Dyslexia is a neurologically based learning disability that causes difficulty with reading. Dyslexia is a lifelong condition that occurs in children of all intelligence levels. Dyslexia may have a genetic component to it, and appears to be linked to a number of different genes, but the exact cause is unknown.1
Reading is a very complex process. People with dyslexia struggle with the understanding how speech sounds make words and recognizing letters and words.2
Symptoms of dyslexia vary with severity and sometimes overlap with other learning disabilities. Formal testing can confirm dyslexia. Symptoms of dyslexia can include difficulty with:
- learning to speak
- organizing written and spoken language
- learning letters and their sounds
- memorizing number facts
- learning a foreign language
- correctly doing math operations3
Fact Sheets and Frequently Asked Questions
- The International Dyslexia Association has fact sheets on dyslexia in general as well as information geared towards parents, professionals, adults, and college students.
- KidsHealth provides information on dyslexia and examples of what young children may be experiencing.
- The North Carolina Branch of the International Dyslexia Association studies the prevention and treatment of dyslexia.
- Dyslexia Facts has information about warning signs and tutoring for children with dyslexia.
- LD Online has articles on identifying dyslexia, reading techniques, and other information.
Advocacy and Social Connection
To connect with other parents and families who also have a child with dyslexia, contact the Family Support NetworkTM of North Carolina.
- Mayo Clinic (2011). Dyslexia. Retrieved from https://www.mayoclinic.org/diseases-conditions/dyslexia/symptoms-causes/syc-20353552
- KidsHealth (2009). Dyslexia. Retrieved from https://kidshealth.org/en/kids/dyslexia.html

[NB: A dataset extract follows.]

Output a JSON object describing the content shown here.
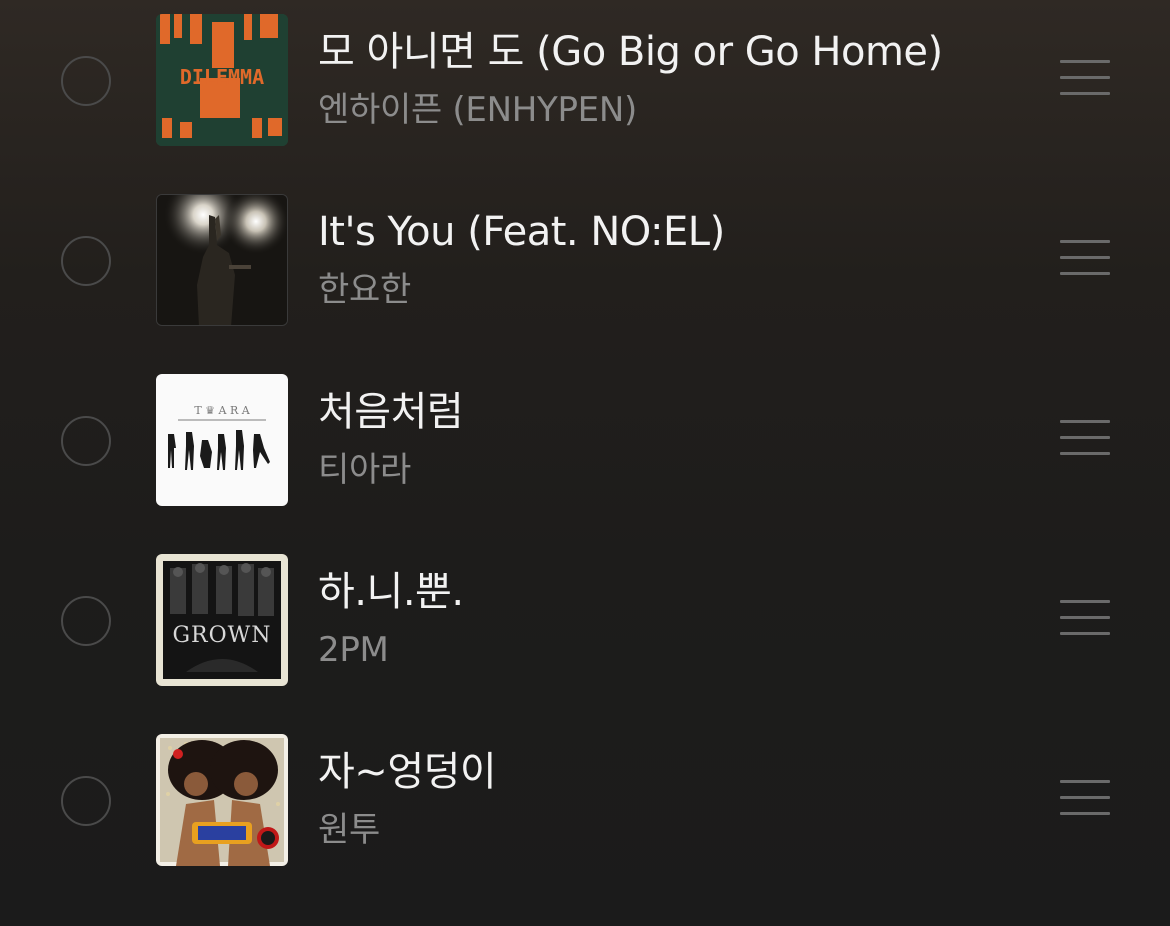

- The International Dyslexia Association (2007). What are the signs of dyslexia? Retrieved from http://www.interdys.org/SignsofDyslexiaCombined.htm